  • Both shoes have removable insoles And the Superior has a removable stoneguard!  So no matter where you're running, how far you're running, how technical (or not) the trail is, what kind of ground feel you want, how fast you want to feel, you can adjust the shoe to meet you there!  Not only that, but the removable stoneguard is so good, you can put it in other shoes and it drastically improves them as well.
         So I like that on the Superior I can take out the insole and the stoneguard and have a very fast, light, low shoe that offers a low-to-the-ground feel while still protecting your feet.  I like the Lone Peak 1.5 with the insole in for very technical trails.  Honestly, if I was ever going to put the insole or the stoneguard into the Superior, I would just use the Lone Peak 1.5

So, final thoughts?
First off, both of these shoes move into spots 1 and 2 for "Best of the Best" trail running shoes, no question.  

The Superior, in my opinion, is a great light trail shoe IF you leave the insole and the stoneguard out.  With both (or either) of those in, it becomes too close to the Lone Peak 1.5 in stackheight, cushion, and weight BUT not as good as the Lone Peak 1.5.
So The Superior with no insole and no stoneguard is an excellent light, fast, trail shoe and the Lone Peak 1.5 is the best (as is) for highly technical trails, rough/poor conditions, and long runs.

Also, I Love the Superiors for obstacle racing!  The Superior (good stoneguard, great mud shedding outsole, good ability to drain water, lite-weight, low to the ground) is my new Spartan shoe!
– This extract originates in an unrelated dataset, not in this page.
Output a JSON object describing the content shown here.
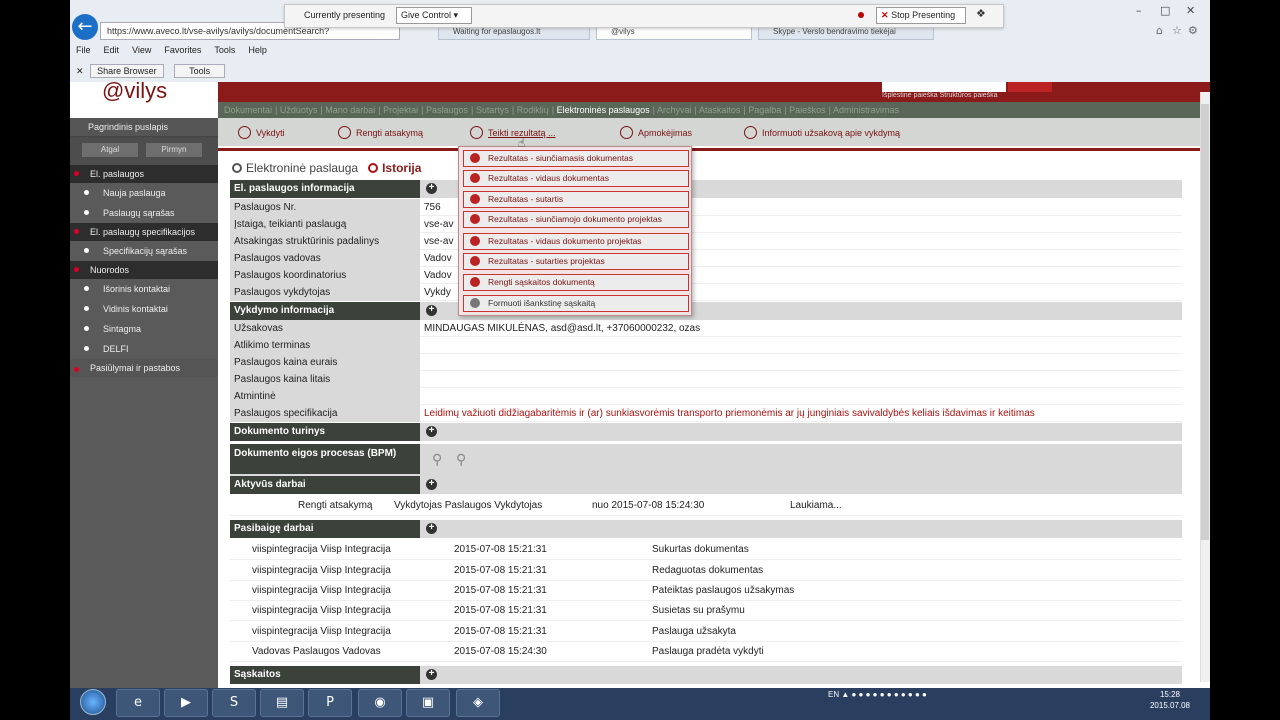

Be sure to check out Altra's product videos for these 2 shoes as well (they're actually really good):
Lone Peak 1.5